Text Size

Student Scientists to Submit Space Station Experiments
Expedition 29 Commander Mike Fossum encouraged students to participate in the YouTube Space Lab contest via a broadcast from aboard the International Space Station. Expedition 29 Commander Mike Fossum encouraged students to participate in the YouTube Space Lab contest via a broadcast from aboard the International Space Station. (NASA)
View large image
"Your experiment, 250 miles above Earth, for the whole world to see." That is the promise made at the end of the video on the official YouTube Space Lab contest Website. NASA has partnered with Space Adventures to support this competition. Space Adventures is collaborating with YouTube and Lenovo. Armed with initiative and imagination, students have the chance to envision and design their own experiment with the ultimate prize -- flying it on the International Space Station.

The contest opened on Oct. 11, 2011, and will continue to accept submissions in the form of a two-minute duration video through Dec. 7. Students age 14 to 18 can become researchers in their own right by proposing up to three separate original entries on the official YouTube Space Lab contest Website. Participants can enter as either individuals or in teams of up to three people. Entries must include an experiment question, hypothesis, method and expected results.

Part of the appeal of the contest is the prestigious panel of judges that are lined up to select the finalists, including professor Stephen Hawking, NASA's Leland Melvin, ESA astronaut Samantha Cristoforetti, JAXA astronaut Koichi Wakata and Cirque du Soleil founder Guy Laliberte, among others. The final selection includes a public vote which will begin via YouTube on Jan. 3, 2012.

"The space station really is the greatest science classroom we have," said Leland Melvin, associate administrator for education at NASA Headquarters in Washington and YouTube Space Lab judge. "This contest will capitalize on students' excitement for space exploration while engaging them in real-life scientific research and experimentation."

As an award, six regional finalists will get to travel to Washington, D.C., to participate in a zero-g flight. On March 13, two global winners will be announced. The global finalists will get to travel to either Russia, where they can engage in an authentic astronaut training experience, or Japan to watch their experiment blast off into space.

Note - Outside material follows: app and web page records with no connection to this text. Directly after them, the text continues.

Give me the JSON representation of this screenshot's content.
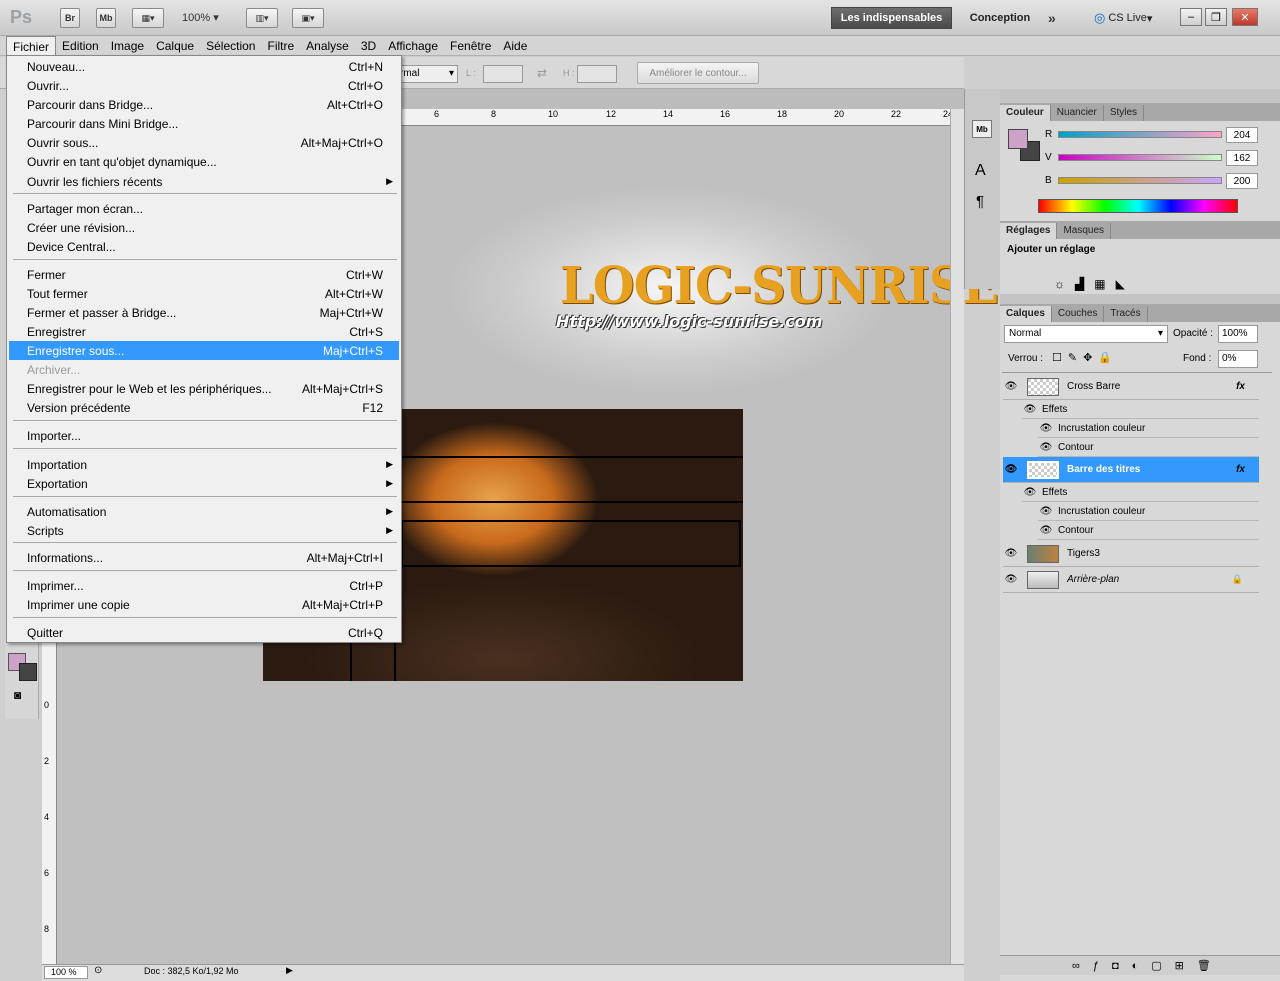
{
  "app": {
    "logo": "Ps",
    "bridge": "Br",
    "mini_bridge": "Mb",
    "zoom": "100%"
  },
  "workspaces": {
    "active": "Les indispensables",
    "other": "Conception",
    "more": "»",
    "cslive": "CS Live"
  },
  "window_buttons": [
    "–",
    "❐",
    "✕"
  ],
  "menubar": [
    "Fichier",
    "Edition",
    "Image",
    "Calque",
    "Sélection",
    "Filtre",
    "Analyse",
    "3D",
    "Affichage",
    "Fenêtre",
    "Aide"
  ],
  "options": {
    "mode": "rmal",
    "w_label": "L :",
    "h_label": "H :",
    "refine": "Améliorer le contour..."
  },
  "file_menu": [
    {
      "label": "Nouveau...",
      "shortcut": "Ctrl+N"
    },
    {
      "label": "Ouvrir...",
      "shortcut": "Ctrl+O"
    },
    {
      "label": "Parcourir dans Bridge...",
      "shortcut": "Alt+Ctrl+O"
    },
    {
      "label": "Parcourir dans Mini Bridge...",
      "shortcut": ""
    },
    {
      "label": "Ouvrir sous...",
      "shortcut": "Alt+Maj+Ctrl+O"
    },
    {
      "label": "Ouvrir en tant qu'objet dynamique...",
      "shortcut": ""
    },
    {
      "label": "Ouvrir les fichiers récents",
      "shortcut": "",
      "submenu": true
    },
    {
      "label": "Partager mon écran...",
      "shortcut": ""
    },
    {
      "label": "Créer une révision...",
      "shortcut": ""
    },
    {
      "label": "Device Central...",
      "shortcut": ""
    },
    {
      "label": "Fermer",
      "shortcut": "Ctrl+W"
    },
    {
      "label": "Tout fermer",
      "shortcut": "Alt+Ctrl+W"
    },
    {
      "label": "Fermer et passer à Bridge...",
      "shortcut": "Maj+Ctrl+W"
    },
    {
      "label": "Enregistrer",
      "shortcut": "Ctrl+S"
    },
    {
      "label": "Enregistrer sous...",
      "shortcut": "Maj+Ctrl+S",
      "highlighted": true
    },
    {
      "label": "Archiver...",
      "shortcut": "",
      "disabled": true
    },
    {
      "label": "Enregistrer pour le Web et les périphériques...",
      "shortcut": "Alt+Maj+Ctrl+S"
    },
    {
      "label": "Version précédente",
      "shortcut": "F12"
    },
    {
      "label": "Importer...",
      "shortcut": ""
    },
    {
      "label": "Importation",
      "shortcut": "",
      "submenu": true
    },
    {
      "label": "Exportation",
      "shortcut": "",
      "submenu": true
    },
    {
      "label": "Automatisation",
      "shortcut": "",
      "submenu": true
    },
    {
      "label": "Scripts",
      "shortcut": "",
      "submenu": true
    },
    {
      "label": "Informations...",
      "shortcut": "Alt+Maj+Ctrl+I"
    },
    {
      "label": "Imprimer...",
      "shortcut": "Ctrl+P"
    },
    {
      "label": "Imprimer une copie",
      "shortcut": "Alt+Maj+Ctrl+P"
    },
    {
      "label": "Quitter",
      "shortcut": "Ctrl+Q"
    }
  ],
  "ruler_top": [
    "6",
    "8",
    "10",
    "12",
    "14",
    "16",
    "18",
    "20",
    "22",
    "24"
  ],
  "ruler_left": [
    "0",
    "2",
    "4",
    "6",
    "8"
  ],
  "artwork": {
    "logo": "LOGIC-SUNRISE",
    "url": "Http://www.logic-sunrise.com"
  },
  "status": {
    "zoom": "100 %",
    "doc": "Doc : 382,5 Ko/1,92 Mo"
  },
  "color_panel": {
    "tabs": [
      "Couleur",
      "Nuancier",
      "Styles"
    ],
    "r": {
      "label": "R",
      "value": "204"
    },
    "v": {
      "label": "V",
      "value": "162"
    },
    "b": {
      "label": "B",
      "value": "200"
    },
    "fg": "#cca2c8"
  },
  "adjust_panel": {
    "tabs": [
      "Réglages",
      "Masques"
    ],
    "title": "Ajouter un réglage"
  },
  "layers_panel": {
    "tabs": [
      "Calques",
      "Couches",
      "Tracés"
    ],
    "blend": "Normal",
    "opacity_label": "Opacité :",
    "opacity": "100%",
    "lock_label": "Verrou :",
    "fill_label": "Fond :",
    "fill": "0%",
    "fx": "fx",
    "layers": [
      {
        "name": "Cross Barre",
        "effects_label": "Effets",
        "effects": [
          "Incrustation couleur",
          "Contour"
        ]
      },
      {
        "name": "Barre des titres",
        "selected": true,
        "effects_label": "Effets",
        "effects": [
          "Incrustation couleur",
          "Contour"
        ]
      },
      {
        "name": "Tigers3"
      },
      {
        "name": "Arrière-plan"
      }
    ]
  }
}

They also receive the grand prize of having their experiments performed on the space station and live streamed for the public via YouTube.

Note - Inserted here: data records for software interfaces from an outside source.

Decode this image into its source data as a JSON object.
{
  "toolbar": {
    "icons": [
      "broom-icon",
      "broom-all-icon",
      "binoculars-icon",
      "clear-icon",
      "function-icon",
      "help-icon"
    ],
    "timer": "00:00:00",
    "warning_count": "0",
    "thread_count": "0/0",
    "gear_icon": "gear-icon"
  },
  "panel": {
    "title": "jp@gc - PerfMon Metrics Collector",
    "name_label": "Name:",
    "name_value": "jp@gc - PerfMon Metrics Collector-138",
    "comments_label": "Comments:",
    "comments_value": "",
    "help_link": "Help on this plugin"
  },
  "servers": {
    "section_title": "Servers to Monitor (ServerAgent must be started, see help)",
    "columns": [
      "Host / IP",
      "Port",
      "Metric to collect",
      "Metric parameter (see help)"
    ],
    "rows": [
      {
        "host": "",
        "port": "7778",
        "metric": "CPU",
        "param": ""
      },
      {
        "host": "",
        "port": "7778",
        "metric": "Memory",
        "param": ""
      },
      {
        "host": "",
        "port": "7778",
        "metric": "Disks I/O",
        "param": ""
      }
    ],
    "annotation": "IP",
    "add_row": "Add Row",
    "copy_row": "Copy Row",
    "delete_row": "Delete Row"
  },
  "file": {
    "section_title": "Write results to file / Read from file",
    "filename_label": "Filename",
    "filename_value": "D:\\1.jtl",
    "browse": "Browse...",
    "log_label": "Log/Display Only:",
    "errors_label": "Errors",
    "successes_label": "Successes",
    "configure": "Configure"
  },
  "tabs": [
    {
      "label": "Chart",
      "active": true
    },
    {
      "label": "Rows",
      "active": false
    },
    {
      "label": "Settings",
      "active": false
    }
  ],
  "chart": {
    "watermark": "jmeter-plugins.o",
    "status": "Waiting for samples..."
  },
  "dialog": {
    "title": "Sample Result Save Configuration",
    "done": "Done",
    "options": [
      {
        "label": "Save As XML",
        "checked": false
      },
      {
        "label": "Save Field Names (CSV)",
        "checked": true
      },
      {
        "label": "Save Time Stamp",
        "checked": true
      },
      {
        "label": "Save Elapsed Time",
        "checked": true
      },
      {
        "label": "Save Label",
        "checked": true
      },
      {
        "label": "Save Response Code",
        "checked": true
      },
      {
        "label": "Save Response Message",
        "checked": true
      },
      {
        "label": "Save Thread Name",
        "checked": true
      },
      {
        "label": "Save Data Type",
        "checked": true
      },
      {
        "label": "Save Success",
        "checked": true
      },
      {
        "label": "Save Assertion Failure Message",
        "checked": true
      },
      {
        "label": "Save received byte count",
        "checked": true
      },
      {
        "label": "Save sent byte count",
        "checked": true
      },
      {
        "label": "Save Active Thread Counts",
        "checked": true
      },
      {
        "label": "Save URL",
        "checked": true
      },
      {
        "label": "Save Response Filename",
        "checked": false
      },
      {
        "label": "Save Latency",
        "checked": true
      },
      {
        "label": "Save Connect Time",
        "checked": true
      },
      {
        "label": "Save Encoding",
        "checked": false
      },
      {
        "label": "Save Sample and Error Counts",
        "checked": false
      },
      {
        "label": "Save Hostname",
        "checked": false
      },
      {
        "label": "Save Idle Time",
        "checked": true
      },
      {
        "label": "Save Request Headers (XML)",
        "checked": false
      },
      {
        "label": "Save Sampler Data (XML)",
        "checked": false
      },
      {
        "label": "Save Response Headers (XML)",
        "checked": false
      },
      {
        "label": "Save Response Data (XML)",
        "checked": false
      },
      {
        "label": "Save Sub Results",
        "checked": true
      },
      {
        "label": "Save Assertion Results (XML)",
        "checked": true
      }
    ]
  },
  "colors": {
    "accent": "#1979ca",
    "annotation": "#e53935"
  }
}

This competition aims to inspire students to look beyond their daily studies and ask their own questions of the universe around them. Proposed experiments will focus on either life sciences or physics with the hope that the entrants will take their experiences with them as they continue in their education, perhaps towards careers in math and science. NASA astronaut Mike Fossum encouraged students to participate from aboard the space station via his own YouTube video.

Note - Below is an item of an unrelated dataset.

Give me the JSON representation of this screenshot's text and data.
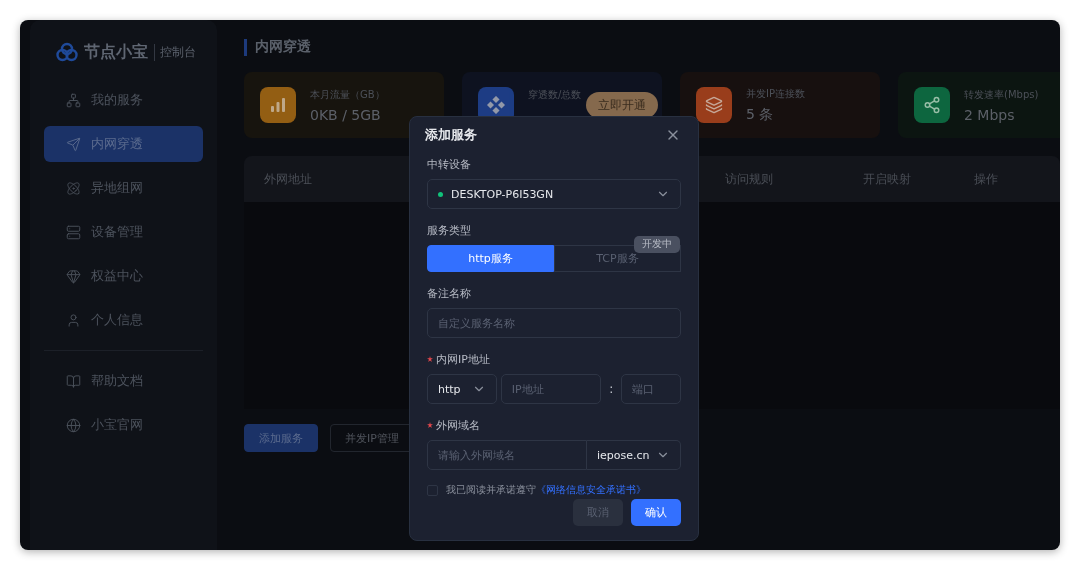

"YouTube Space Lab is a once-in-a-lifetime opportunity for you to have your experiment performed by astronauts like me in the space station," said Fossum. "Imagine, you become the scientist! Your experiment is performed in space and streamed back to Earth. The world watches as your scientific investigation unfolds. What will you do from onboard the International Space Station?"

The official YouTube Space Lab Website asks some initial prompting questions, such as can plants survive beyond the Earth and whether or not proteins grown in space could reveal the mysteries of life. The real thrill, however, is the unlimited potential opened up in the minds of students as they begin to ask their own questions and seek real answers. With previous student experiments in space having already led to new knowledge, there is no boundary to what exciting possibilities this latest opportunity to probe young minds may create.

by Jessica Nimon
International Space Station Program Science Office
NASA's Johnson Space Center